Javvad Malik prepared a survey for the Infosecurity Europe 2017 conference, was there in the AlienVault booth where the survey was completed by 918 attendees, and has written up a delightful summary of the results.
InfoSecurity 2017 took place against a backdrop of change; so much change in fact, that some might call it chaos. The deadline for the GDPR moves ever-closer, but the British government is in a state of disarray at a time when negotiations to leave the EU are underway, all while itâ€™s trying to increase its surveillance capabilities as well. Enterprises are feeling the brunt of these changes. While cloud, in all its various guises, continues to shape digital strategies, we were curious to find out how security professionals were adapting not just to cloud technologies, but also to the increased focus on privacy that the GDPR will bring within the overall context of a government thatâ€™s eager to increase its powers.
There were some interesting findings, like some trepidation about cloud security expertise:
50 percent of participants think the GDPRâ€™s 72 hour rule of breach notification could do more harm than good, and 42.6 percent reported that they were unsure if they could identify and report a data breach within 72 hours.

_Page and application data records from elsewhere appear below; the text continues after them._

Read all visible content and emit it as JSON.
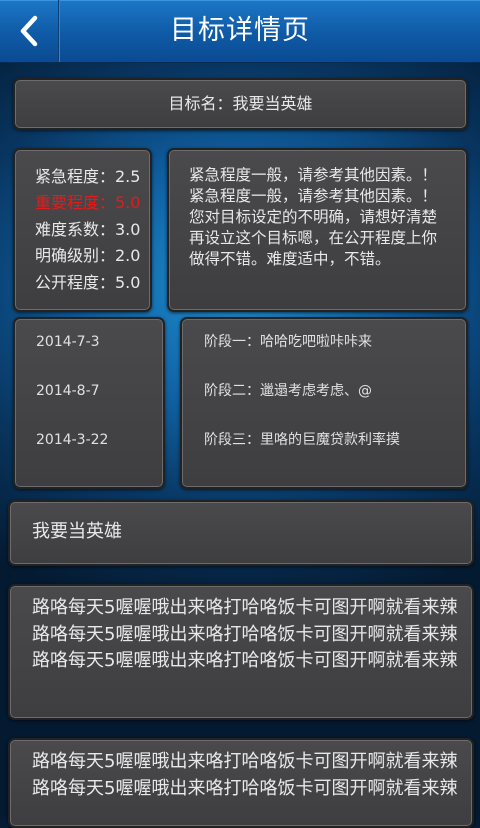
{
  "header": {
    "title": "目标详情页",
    "back_icon": "chevron-left-icon"
  },
  "goal": {
    "name_label": "目标名：我要当英雄"
  },
  "scores": [
    {
      "label": "紧急程度：2.5",
      "highlight": false
    },
    {
      "label": "重要程度：5.0",
      "highlight": true
    },
    {
      "label": "难度系数：3.0",
      "highlight": false
    },
    {
      "label": "明确级别：2.0",
      "highlight": false
    },
    {
      "label": "公开程度：5.0",
      "highlight": false
    }
  ],
  "advice": "紧急程度一般，请参考其他因素。！紧急程度一般，请参考其他因素。！您对目标设定的不明确，请想好清楚再设立这个目标嗯，在公开程度上你做得不错。难度适中，不错。",
  "dates": [
    "2014-7-3",
    "2014-8-7",
    "2014-3-22"
  ],
  "stages": [
    "阶段一：哈哈吃吧啦咔咔来",
    "阶段二：邋遢考虑考虑、@",
    "阶段三：里咯的巨魔贷款利率摸"
  ],
  "hero_text": "我要当英雄",
  "paragraphs": [
    "路咯每天5喔喔哦出来咯打哈咯饭卡可图开啊就看来辣路咯每天5喔喔哦出来咯打哈咯饭卡可图开啊就看来辣路咯每天5喔喔哦出来咯打哈咯饭卡可图开啊就看来辣",
    "路咯每天5喔喔哦出来咯打哈咯饭卡可图开啊就看来辣路咯每天5喔喔哦出来咯打哈咯饭卡可图开啊就看来辣"
  ],
  "colors": {
    "title_bar": "#0f5aa6",
    "highlight_red": "#e21c1c",
    "panel_bg": "#444446"
  }
}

49 percent donâ€™t have or are unsure if they have data processing agreements with cloud providers, and 28 percent say that the level of cloud security expertise in their organization is either â€˜noviceâ€™ or â€˜not very competentâ€™.
A significant section of respondents (37.5 percent) said that their organization would refuse to put a backdoor in their product if asked to do so by the government.
The cybersecurity industry has a dim view of Theresa Mayâ€™s policies, which seek to undermine information security fundamentals like encryption and threat intelligence sharing.
So many tasty bits! You can read the full report here.